I’m also done with the, "Guns don’t kill people. People kill people', Should we ban cars because people die in car accidents?" line of reasoning. Here's a little basic information. Cars are made to get us from point A to point B. The sole purpose of an assault rifle is to take as many lives as possible with minimum effort.

Why should death toys be so easy to attain? Ya!

RELATED: 'The Gay 9/11': In NYC, LGBTQ Latinos, Community Rally for Orlando

You say regulating guns will make it easier for criminals to get them, so they might as well be legal? Really? That’s the equivalent of having stage one cancer and deciding you're not going to get treatment because you’re going to die one day anyway.

Again, some basic information. Cutting down the amount of guns in circulation brings down gun deaths exponentially and we have to start somewhere. Ya!

I’m done with the political posturing. Senator Marco Rubio was to eager to be interviewed in Orlando, sleeves rolled up, focusing on the killer from the point of view of ISIS and terrorism. A day later he’s waxed poetic about how this attack impacted his community so he’s thinking of returning to public service.

RELATED: Latino LGBTQ Leaders: 'We Are Orlando'

Por favor, Marquito! You had your chance to serve, not just your community but the communities of Sandy Hook - where children were gunned down in an elementary school - and Aurora and Ft. Hood. Senator Rubio voted against the Senate amendment that would have strengthened background checks and also introduced a bill rolling back some Washington, D.C. gun control laws.

You want to lead, Senator Rubio? Then do it by example. Aside from trying to get your party to back common-sense gun legislation, work for the equality of all the citizens you represent instead of promising to repeal gay marriage laws and mocking LGBT families as a ‘social experiment’. Serve your country by rolling back some of the hate you and your party have worked so hard to legislate. Ya.

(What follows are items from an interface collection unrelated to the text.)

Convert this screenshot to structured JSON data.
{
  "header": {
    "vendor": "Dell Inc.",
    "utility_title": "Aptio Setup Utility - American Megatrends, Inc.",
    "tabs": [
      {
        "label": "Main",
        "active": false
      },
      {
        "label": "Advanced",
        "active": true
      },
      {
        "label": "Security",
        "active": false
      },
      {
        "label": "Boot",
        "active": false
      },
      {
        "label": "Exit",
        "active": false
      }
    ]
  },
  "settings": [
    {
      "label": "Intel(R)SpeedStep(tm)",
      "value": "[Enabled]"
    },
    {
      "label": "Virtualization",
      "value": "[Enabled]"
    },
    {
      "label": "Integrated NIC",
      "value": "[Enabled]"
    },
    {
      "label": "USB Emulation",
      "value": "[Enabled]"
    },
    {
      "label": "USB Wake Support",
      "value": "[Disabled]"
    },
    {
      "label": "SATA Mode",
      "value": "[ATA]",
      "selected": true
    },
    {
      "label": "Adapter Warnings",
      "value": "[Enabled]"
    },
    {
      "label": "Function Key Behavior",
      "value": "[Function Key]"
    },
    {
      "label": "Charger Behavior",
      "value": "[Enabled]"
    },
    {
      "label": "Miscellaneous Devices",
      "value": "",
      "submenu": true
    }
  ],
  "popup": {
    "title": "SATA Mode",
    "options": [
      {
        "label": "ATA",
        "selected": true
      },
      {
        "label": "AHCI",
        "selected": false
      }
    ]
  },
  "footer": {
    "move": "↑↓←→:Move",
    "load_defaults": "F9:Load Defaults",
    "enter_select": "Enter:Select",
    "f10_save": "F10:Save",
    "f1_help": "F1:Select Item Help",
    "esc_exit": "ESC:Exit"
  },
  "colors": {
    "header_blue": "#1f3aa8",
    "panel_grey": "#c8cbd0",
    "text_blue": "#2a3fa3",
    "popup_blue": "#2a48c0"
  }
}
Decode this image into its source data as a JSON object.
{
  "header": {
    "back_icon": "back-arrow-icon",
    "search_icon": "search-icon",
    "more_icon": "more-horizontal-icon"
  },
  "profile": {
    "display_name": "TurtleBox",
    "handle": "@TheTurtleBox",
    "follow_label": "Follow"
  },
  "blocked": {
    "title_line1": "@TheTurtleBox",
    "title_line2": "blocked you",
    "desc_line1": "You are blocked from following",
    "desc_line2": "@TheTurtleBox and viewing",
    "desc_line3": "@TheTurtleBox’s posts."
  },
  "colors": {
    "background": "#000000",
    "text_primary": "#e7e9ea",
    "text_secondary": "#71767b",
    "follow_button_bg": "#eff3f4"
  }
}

People attend a vigil in West Hollywood, California, following the early morning shooting at a gay nightclub in Orlando on Sunday.DAVID MCNEW / Reuters

One thing that gives me hope — I'm not the only one thinking "Ya."

In 2014 when Pew asked U.S. adults what is more important — protecting the right of Americans to own guns or controlling gun ownership, Hispanic voters said that gun control was a more important priority than the rights of gun owners by 62 to 36 percent. By the way, black registered felt the same, 71 to 26 percent.

I don’t want to hear another story about a man, woman or child’s last moments on earth being filled with unimaginable horror. I will not watch another interview with a heartbroken parent in tears because their child was murdered by a maniac with a gun and these grieving families can’t do anything about it.

I won’t let my rage gnaw away at my belief that we can do better than this.

I never want to forget that hate is cheap and love is everything. Everything is possible if we are willing to make it so.

Ya! I’m done with this gun-crazed society, I want common sense regulation and I want it now.

Who's with me?

Carmen Pelaez is a Cuban-American filmmaker, writer and performer.

Follow NBC News Latino on Facebook, Twitter and Instagram.